■ What is required ■
Count up the lines below in which the string "true" appears. The reply should be that number alone.

■ ■ ■ ■ ■ ■ ■

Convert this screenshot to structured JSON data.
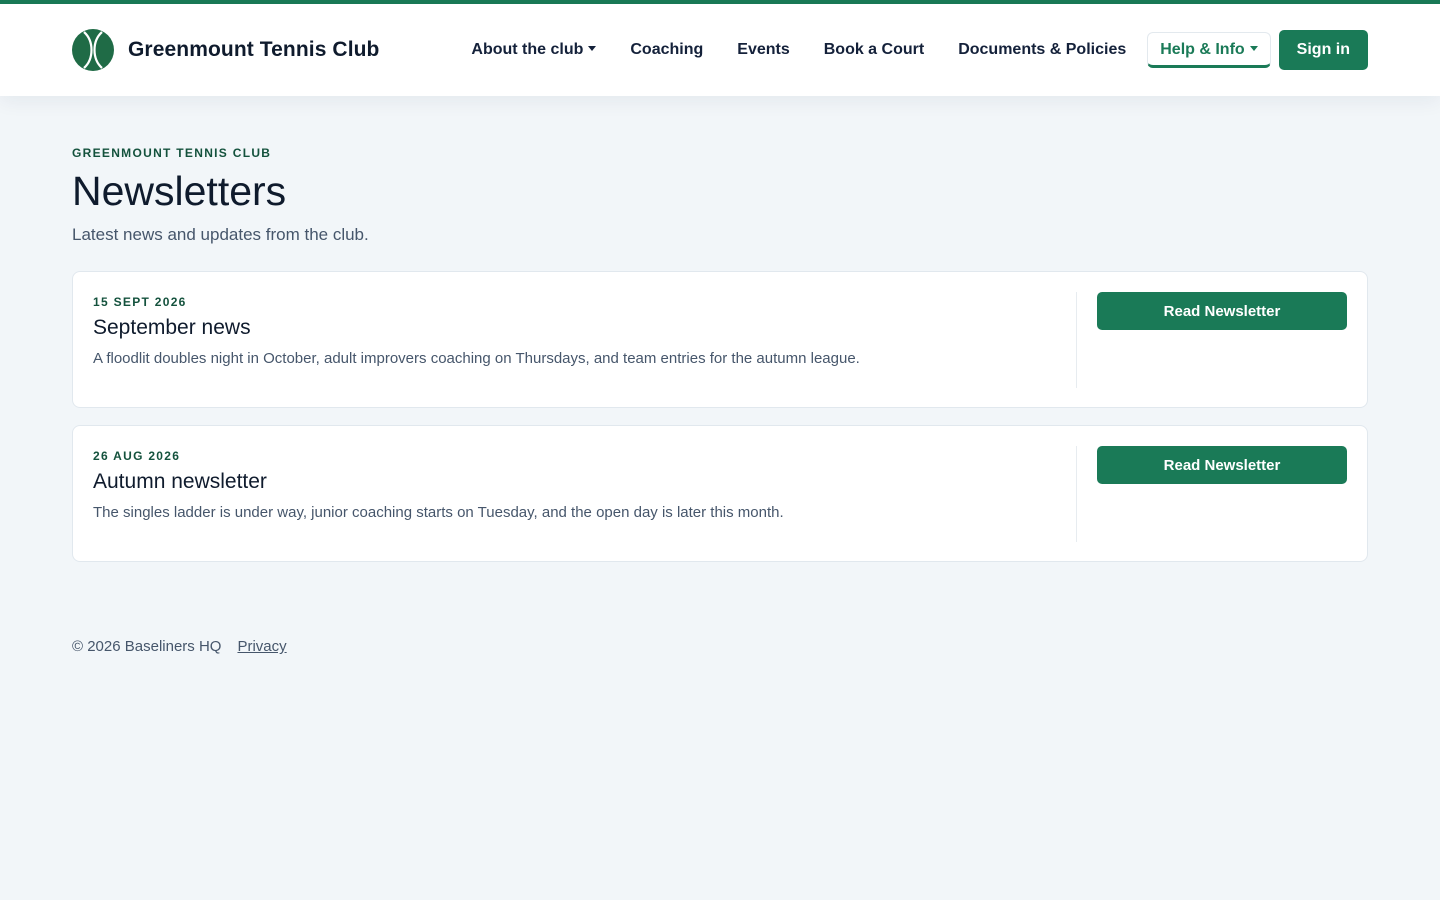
{
  "colors": {
    "accent": "#1a7a57",
    "background": "#f2f6f9",
    "text": "#0f1b2d",
    "muted": "#46566b"
  },
  "header": {
    "logo_icon": "tennis-ball-icon",
    "brand_name": "Greenmount Tennis Club",
    "nav": [
      {
        "label": "About the club",
        "dropdown": true
      },
      {
        "label": "Coaching"
      },
      {
        "label": "Events"
      },
      {
        "label": "Book a Court"
      },
      {
        "label": "Documents & Policies"
      },
      {
        "label": "Help & Info",
        "dropdown": true,
        "active": true
      }
    ],
    "signin_label": "Sign in"
  },
  "main": {
    "eyebrow": "GREENMOUNT TENNIS CLUB",
    "title": "Newsletters",
    "subtitle": "Latest news and updates from the club.",
    "newsletters": [
      {
        "date": "15 SEPT 2026",
        "title": "September news",
        "summary": "A floodlit doubles night in October, adult improvers coaching on Thursdays, and team entries for the autumn league.",
        "button_label": "Read Newsletter"
      },
      {
        "date": "26 AUG 2026",
        "title": "Autumn newsletter",
        "summary": "The singles ladder is under way, junior coaching starts on Tuesday, and the open day is later this month.",
        "button_label": "Read Newsletter"
      }
    ]
  },
  "footer": {
    "copyright": "© 2026 Baseliners HQ",
    "privacy_label": "Privacy"
  }
}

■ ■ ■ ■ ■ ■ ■

■ Written solution ■
3